Donald Herbert Sperry
Donald Herbert Sperry of Sequim died of complications from a fall at Olympic Medical Center.
He was 88. Sperry was born Oct. 2, 1932.
Details for a memorial will be announced at a later date.
Sign an online guestbook for the family at drennanford.com.
Suzannah Sloan, former resident and founder of The Furrytale Farm on Bainbridge Island, died Wednesday, March 17, at her home in Sequim, WA.
The Furrytale Farm was home to horses, ponies, pot-bellied pigs and dogs, all needing rescue. The farm provided nutrition, complete medical care, and a comprehensive rehabilitation program. Suzannah could never say No when there was a need. Bainbridge Islanders provided support for the farm with donations and Suzannah contributed her proceeds from a successful career as a novelist.
Her novels, with knock-your-socks-off surprise endings, focused on the issues she cared about. The problems of rape, incest, terrorism, prejudice, murder. Along with the question of justice in the face of these. She wasn’t afraid of any subject. She called her books “social thrillers”. Writing as author Susan R. Sloan: Guilt by Association, An Isolated Incident, Act of God, Behind Closed Doors, A Reasonable Doubt, In Self Defense.
She also wrote two cookbooks with Bainbridge friend, Sally Sondheim, one titled A Dinner a Day and the sequel, The Accidental Gourmet. Astonishing productions with everything thought through for you: Shop once a week and cook dinners in 60 minutes or less with a different dinner for each weeknight of a full year. And with a bonus of witty titles for each course.
Suzannah brought her formidable will, skill and ingenuity to all she undertook. But she will be remembered most especially for her generosity and compassion. She will be greatly missed by all those whose lives she so enriched.
Barbara Jean “Bobbi” Spoerri
May 24, 1922 – March 21, 2021
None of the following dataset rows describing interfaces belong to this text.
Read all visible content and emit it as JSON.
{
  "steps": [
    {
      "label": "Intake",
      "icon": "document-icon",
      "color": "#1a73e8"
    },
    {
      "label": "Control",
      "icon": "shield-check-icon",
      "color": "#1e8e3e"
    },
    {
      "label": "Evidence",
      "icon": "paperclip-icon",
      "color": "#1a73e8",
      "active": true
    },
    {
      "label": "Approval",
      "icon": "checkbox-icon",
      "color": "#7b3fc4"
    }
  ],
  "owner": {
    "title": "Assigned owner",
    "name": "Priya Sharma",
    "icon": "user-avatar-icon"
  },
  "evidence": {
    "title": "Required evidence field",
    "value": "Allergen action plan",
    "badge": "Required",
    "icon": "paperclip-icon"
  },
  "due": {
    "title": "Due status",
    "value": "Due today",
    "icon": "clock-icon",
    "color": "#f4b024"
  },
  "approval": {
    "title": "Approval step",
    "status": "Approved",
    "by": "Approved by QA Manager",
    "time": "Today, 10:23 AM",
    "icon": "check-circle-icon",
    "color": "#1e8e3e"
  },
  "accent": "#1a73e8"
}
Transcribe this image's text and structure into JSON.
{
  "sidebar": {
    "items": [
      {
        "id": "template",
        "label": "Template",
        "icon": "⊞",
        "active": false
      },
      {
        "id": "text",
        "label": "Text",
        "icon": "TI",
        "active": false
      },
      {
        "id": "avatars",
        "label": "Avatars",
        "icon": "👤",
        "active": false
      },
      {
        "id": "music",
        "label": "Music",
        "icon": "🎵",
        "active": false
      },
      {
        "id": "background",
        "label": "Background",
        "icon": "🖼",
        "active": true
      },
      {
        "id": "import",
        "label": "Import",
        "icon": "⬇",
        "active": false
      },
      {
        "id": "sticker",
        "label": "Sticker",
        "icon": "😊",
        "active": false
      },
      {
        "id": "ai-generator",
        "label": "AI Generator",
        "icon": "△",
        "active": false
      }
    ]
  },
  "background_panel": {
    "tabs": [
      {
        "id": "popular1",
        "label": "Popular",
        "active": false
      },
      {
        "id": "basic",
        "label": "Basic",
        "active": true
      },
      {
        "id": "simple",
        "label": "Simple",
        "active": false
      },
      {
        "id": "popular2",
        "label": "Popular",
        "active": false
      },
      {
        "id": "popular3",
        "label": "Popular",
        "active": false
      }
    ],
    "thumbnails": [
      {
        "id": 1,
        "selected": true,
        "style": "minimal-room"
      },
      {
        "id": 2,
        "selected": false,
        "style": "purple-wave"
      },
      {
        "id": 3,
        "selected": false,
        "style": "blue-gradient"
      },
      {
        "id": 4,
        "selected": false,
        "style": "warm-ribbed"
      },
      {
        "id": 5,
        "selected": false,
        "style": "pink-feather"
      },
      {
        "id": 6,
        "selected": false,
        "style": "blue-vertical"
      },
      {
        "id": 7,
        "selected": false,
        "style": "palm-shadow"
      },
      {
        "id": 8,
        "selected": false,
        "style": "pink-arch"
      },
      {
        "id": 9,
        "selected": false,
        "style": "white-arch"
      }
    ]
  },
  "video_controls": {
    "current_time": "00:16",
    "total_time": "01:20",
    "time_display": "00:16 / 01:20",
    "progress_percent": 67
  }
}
She was born Barbara Jean Draper in Indianapolis, Indiana on May 24, 1922, but to everyone who knew and loved her, she was Bobbi.
When she was 3 months, her parents loaded up everything they owned in a Model T Ford and drove from Indiana to Los Angeles, CA.
She grew up a very confident only child. At around 5, she had a piano recital. After starting her song twice on the wrong keys she turned to the audience and said, “This piano is broken.”
After high school, she went to UCLA and then to Wright McMahon Business School.
In 1941 at her best friend’s wedding, she met the love of her life, Charles Spoerri, who was the soloist. Their first date was to an amusement park, the day Pearl Harbor was bombed.
Charlie joined the Navy, and in April of 1943 she and her mother took the train to Jacksonville, FL carrying the lovely wedding dress her father had purchased for her. They were wed on April 17th.
For the next 20 years she excelled as Navy wife and mother to Bonnie, Sandee & Charles Jr., moving seamlessly from station to station. This included a two year stay in Japan.
She went to night school to learn bookkeeping and started her own business as Charlie neared retirement. She then added income tax preparation. In doing so, she had to take the extremely difficult Enrolled Agents exam, scoring as one of the top 20 individuals in the nation. She later added Real Estate and Securities. She maintained this very successful business for 15 years until she and Charlie decided to retire and move to the country in Acampo, CA.
She and Charlie purchased a 40-foot houseboat that they named the “Showboat” and spent many a happy time on the Sacramento Delta with family and friends. On land, she was busy with her vegetable garden and growing award-winning orchids not to mention her much fought over bread & butter pickles.
She lost Charlie way too soon in March of 1991 but she continued to live in Acampo until 2005. During that time she became very involved with Bridge, becoming a Life Master. She also loved to travel giving herself a five-month world cruise for her 80th birthday.
In 2005, she moved to Sequim, WA as one of the first residents of the beautiful Lodge Retirement facility. Here she continued to stay busy with bridge four to five times a week and lots and lots of travelling.
At 95, she decided to try something new and joined the Bell Choir. With her rainbow gloves and sparkling attitude, she was a great addition.
At about that time her son’s cat, Smoki, came to live with her and it was a match made in heaven.
In December 2019, she moved to Sherwood Manor. Then the pandemic hit. She continued to be involved in as many activities as possible, becoming the Bingo Queen.
Bobbi left this earth on her own terms on Sunday, March 21st. She was 2 months shy of her 99th birthday.
She leaves her daughters, Sandee Freeman of Sequim and Bonnie Westbrook of Las Vegas in addition to grandchildren and great-grandchildren.
No services are planned.